» **What you will do**: Check each line of the records below for the word "this" and copy those where it appears.

___ Source information ___

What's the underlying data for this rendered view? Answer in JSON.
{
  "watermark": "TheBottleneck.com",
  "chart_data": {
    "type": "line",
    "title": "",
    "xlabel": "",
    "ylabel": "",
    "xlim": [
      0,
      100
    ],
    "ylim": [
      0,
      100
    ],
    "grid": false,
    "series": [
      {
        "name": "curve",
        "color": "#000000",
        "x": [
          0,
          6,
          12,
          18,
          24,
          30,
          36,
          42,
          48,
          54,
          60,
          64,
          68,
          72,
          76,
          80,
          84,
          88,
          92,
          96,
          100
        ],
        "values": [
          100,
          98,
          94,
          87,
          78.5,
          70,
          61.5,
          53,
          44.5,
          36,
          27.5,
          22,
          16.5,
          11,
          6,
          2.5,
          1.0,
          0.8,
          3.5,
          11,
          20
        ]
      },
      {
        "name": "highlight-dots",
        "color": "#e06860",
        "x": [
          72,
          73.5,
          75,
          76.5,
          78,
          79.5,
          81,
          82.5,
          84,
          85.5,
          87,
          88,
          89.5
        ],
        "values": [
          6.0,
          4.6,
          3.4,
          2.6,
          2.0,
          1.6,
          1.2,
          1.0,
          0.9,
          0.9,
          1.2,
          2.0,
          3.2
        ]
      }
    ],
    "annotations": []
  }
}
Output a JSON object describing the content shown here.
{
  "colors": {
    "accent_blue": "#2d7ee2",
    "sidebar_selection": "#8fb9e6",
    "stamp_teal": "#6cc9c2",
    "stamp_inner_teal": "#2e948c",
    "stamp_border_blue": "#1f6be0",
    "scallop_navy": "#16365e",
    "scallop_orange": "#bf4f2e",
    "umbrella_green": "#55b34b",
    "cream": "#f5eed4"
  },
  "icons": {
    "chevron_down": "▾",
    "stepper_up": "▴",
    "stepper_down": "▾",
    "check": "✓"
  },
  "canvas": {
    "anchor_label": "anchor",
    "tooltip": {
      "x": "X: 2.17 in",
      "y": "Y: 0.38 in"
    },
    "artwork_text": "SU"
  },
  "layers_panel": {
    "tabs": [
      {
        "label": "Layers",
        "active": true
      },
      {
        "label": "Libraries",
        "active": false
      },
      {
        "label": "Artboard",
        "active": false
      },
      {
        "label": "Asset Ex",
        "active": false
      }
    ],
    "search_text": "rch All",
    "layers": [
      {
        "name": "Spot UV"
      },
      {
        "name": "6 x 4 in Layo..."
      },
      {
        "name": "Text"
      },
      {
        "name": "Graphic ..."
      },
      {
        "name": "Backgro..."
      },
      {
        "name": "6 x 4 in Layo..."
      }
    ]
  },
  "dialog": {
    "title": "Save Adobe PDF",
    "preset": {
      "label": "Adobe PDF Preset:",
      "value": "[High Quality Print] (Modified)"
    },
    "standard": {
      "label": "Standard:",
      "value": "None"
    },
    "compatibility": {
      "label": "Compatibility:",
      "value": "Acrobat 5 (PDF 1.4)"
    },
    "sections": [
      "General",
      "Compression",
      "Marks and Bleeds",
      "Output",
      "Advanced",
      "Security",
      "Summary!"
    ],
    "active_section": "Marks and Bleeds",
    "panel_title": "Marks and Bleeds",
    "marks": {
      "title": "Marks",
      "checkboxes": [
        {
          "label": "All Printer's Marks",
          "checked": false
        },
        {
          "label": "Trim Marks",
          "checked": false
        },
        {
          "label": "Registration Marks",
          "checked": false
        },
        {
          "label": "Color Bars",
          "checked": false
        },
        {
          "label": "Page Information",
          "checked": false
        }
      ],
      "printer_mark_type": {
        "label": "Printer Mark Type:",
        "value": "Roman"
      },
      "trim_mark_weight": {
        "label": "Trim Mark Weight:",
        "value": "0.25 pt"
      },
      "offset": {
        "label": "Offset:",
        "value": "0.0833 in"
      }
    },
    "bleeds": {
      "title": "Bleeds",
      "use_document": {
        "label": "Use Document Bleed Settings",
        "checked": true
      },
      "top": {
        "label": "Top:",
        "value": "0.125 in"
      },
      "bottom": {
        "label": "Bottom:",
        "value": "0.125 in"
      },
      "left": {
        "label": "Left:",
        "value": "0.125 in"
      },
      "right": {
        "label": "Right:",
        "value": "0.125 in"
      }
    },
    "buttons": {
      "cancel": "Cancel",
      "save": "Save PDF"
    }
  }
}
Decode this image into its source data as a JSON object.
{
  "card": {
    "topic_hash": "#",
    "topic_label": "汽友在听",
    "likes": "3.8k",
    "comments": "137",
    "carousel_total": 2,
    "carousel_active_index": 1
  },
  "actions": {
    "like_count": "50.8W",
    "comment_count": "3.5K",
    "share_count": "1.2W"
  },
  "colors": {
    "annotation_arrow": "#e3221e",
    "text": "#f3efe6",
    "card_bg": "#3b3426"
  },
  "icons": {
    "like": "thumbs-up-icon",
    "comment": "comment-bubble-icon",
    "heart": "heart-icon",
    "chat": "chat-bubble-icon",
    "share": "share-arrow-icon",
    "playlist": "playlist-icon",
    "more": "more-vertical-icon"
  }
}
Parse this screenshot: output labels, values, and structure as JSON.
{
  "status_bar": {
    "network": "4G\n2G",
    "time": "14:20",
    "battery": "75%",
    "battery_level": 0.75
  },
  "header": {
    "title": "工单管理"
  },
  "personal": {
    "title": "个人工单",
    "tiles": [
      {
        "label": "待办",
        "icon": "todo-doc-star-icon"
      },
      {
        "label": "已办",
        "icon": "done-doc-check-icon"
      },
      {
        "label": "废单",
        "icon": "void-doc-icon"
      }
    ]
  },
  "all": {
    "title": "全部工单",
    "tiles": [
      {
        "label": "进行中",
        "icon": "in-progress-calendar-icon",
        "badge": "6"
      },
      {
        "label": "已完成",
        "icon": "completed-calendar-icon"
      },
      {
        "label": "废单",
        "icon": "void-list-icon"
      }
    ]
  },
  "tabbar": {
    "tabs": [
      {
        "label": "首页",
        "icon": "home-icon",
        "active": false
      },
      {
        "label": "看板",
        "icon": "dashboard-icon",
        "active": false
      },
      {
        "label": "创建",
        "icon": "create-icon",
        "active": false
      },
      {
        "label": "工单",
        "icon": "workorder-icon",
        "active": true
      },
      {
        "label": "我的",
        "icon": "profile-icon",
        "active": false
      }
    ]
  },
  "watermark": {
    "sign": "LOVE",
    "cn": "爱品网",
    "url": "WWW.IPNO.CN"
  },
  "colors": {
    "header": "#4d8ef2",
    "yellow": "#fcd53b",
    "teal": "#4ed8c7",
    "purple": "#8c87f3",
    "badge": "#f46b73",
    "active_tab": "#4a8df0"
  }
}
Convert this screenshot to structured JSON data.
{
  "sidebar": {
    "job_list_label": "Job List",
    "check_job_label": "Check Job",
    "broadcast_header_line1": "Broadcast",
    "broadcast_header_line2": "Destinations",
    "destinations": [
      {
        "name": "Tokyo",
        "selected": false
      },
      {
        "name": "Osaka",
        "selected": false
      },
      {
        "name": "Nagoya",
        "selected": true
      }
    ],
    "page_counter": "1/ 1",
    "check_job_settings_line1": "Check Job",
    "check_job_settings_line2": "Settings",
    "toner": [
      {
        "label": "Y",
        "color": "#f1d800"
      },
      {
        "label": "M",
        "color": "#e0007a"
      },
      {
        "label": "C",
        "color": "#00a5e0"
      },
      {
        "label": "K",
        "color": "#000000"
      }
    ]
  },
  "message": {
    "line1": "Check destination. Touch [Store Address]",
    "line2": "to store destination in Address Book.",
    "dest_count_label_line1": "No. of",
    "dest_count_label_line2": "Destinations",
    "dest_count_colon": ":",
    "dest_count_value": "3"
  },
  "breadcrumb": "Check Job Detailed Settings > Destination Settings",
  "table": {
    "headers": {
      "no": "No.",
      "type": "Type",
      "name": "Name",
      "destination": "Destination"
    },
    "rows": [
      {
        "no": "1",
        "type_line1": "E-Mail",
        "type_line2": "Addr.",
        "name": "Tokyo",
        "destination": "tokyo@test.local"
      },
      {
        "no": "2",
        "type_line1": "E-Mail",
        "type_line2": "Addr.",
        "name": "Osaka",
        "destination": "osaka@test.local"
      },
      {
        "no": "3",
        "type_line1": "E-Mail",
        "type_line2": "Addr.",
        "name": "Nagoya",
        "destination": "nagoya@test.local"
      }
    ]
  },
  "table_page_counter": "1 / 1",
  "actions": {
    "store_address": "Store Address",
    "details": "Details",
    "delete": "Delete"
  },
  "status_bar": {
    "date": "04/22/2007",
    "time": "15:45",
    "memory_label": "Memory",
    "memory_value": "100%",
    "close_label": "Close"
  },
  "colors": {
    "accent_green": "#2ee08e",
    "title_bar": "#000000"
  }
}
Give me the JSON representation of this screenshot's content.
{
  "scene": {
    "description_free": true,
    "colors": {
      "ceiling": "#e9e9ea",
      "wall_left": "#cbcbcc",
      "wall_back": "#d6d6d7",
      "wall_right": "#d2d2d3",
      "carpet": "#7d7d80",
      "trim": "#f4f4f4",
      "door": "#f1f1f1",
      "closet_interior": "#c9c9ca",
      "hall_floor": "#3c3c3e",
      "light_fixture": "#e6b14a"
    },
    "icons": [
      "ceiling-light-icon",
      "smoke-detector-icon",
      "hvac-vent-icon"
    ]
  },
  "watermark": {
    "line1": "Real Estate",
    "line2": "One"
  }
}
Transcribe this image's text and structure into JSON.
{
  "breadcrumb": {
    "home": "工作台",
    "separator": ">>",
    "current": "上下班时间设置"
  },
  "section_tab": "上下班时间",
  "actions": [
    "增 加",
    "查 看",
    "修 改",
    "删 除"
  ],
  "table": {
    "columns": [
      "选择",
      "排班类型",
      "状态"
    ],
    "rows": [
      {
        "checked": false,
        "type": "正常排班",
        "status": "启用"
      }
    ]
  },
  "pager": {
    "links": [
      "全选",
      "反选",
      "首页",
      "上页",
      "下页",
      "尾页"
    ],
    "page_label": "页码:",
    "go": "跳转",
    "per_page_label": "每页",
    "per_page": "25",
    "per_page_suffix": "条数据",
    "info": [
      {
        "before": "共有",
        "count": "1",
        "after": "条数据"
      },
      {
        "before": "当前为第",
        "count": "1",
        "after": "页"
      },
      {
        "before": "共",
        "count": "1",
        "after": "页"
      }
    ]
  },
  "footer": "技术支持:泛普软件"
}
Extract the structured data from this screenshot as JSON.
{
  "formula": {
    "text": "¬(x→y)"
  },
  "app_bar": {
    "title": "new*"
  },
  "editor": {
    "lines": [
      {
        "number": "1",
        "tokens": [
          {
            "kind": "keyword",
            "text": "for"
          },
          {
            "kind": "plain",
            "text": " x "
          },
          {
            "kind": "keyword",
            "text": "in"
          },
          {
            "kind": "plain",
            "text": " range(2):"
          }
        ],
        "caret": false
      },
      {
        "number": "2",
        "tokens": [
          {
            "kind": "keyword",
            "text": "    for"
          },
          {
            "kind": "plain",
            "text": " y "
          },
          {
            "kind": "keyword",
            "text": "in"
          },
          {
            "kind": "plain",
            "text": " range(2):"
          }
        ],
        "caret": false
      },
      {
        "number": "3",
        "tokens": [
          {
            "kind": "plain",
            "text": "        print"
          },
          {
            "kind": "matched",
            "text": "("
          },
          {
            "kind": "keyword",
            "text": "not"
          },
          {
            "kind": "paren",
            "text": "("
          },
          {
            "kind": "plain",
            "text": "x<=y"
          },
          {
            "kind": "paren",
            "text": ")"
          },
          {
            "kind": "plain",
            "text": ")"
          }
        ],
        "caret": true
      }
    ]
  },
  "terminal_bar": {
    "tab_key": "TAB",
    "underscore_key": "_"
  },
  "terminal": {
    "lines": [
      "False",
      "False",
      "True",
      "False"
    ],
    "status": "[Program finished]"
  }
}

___

» **Solution**:
What's the underlying data for this rendered view? Answer in JSON.
Decode this image into its source data as a JSON object.
Parse this screenshot: output labels, values, and structure as JSON.
Convert this screenshot to structured JSON data.
Give me the JSON representation of this screenshot's content.
Transcribe this image's text and structure into JSON.
Extract the structured data from this screenshot as JSON.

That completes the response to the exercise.